"Is he showing up to Ottawa or is he staying in Alberta to campaign?"
Another week, another set of problems for Jason Kenney.
After new polling suggested divided opinions on Kenney’s leadership along with a lack of enthusiasm from the Wildrose supporters he wants to eventually merge with, a conservative talk radio host capped off the week by calling for Kenney to resign his seat as a federal member of parliament.
“I am a small-c conservative, I tack right on most issues, pretty much all issues,” radio host Andrew Lawton told listeners on Calgary’s AM770 Thursday afternoon, adding “I believe (MPs) need to be, if they are taking a public salary, representing the people they represent.”
Lawton questioned how Kenney – a former director of the Canadian Taxpayers Federation – could “claim a salary when you’re not using that job as your primary role?”
Despite the fact the official leadership campaign doesn’t start until October, Kenney is actively campaigning for the leadership of Alberta’s Progressive Conservatives while still collecting his federal MP salary – in the mean time, he stands to earn over $40,000 from taxpayers while devoting little or no time to his duties as a federal MP.
“Is he showing up to Ottawa or is he staying in Alberta to campaign?” Lawton asked. “When you are on the campaign trail, there’s a reason most people have to step aside from their jobs.”

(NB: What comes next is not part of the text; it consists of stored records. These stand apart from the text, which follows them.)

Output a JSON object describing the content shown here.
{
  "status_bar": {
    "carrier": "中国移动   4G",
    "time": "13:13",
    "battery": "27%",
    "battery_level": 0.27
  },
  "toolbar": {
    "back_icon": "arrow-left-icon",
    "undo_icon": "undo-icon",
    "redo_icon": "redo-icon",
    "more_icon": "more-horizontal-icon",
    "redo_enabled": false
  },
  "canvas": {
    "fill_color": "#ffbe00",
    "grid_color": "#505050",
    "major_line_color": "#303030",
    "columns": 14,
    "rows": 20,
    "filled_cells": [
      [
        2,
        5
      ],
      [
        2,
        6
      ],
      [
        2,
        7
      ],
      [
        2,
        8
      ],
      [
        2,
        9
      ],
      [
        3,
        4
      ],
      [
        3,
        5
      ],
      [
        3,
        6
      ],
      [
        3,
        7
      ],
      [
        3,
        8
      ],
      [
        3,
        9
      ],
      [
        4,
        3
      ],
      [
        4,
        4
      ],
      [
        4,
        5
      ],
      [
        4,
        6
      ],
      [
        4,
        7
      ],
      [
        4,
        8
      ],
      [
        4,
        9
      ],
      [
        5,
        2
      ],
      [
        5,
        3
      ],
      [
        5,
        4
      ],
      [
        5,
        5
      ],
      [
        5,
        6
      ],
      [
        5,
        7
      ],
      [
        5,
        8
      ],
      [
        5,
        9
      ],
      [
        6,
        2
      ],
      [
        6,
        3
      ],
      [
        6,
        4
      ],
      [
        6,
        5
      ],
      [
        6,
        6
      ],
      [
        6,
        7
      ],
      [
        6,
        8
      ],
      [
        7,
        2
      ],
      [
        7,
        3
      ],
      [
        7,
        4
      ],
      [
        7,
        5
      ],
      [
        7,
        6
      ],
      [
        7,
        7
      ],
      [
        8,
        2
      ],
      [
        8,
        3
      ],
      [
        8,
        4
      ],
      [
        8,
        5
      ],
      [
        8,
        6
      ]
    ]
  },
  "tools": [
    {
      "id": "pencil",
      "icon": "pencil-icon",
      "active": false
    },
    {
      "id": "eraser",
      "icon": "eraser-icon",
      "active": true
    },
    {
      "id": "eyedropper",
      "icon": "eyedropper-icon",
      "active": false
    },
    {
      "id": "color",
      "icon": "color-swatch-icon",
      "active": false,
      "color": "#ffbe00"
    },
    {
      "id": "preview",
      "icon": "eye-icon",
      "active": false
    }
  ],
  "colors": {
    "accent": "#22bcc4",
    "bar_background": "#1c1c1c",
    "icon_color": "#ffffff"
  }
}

“I think that for optics alone he’d be much better off stepping down.”
Earlier in the segment, Lawton interviewed Tyler Dawson, deputy editor of the Ottawa Citizen’s editorial pages, about why the newspaper’s editorial board also called for Jason Kenney’s resignation earlier this week.
Dawson characterized what Kenney is doing as being similar to “searching for another job” during “business hours”:
“It comes down to a relatively simple issue, which is Jason Kenney is making money to do a certain job, he’s hired by basically by the constituents in Calgary to be their representative in Ottawa and to be their conduit in both directions in that regard, so if he is doing something else, namely running for the leadership of the Progressive Conservatives in Alberta, he’s going to have a hard time fulfilling the duties that we as Canadians are paying him to do.”
The pair also considered the possibility that Kenney’s decision not to resign could be a sign of someone who “might not be sure that they’re going to win?”
Sounds like Kenney’s efforts to unite-the-right are continuing to run smoothly.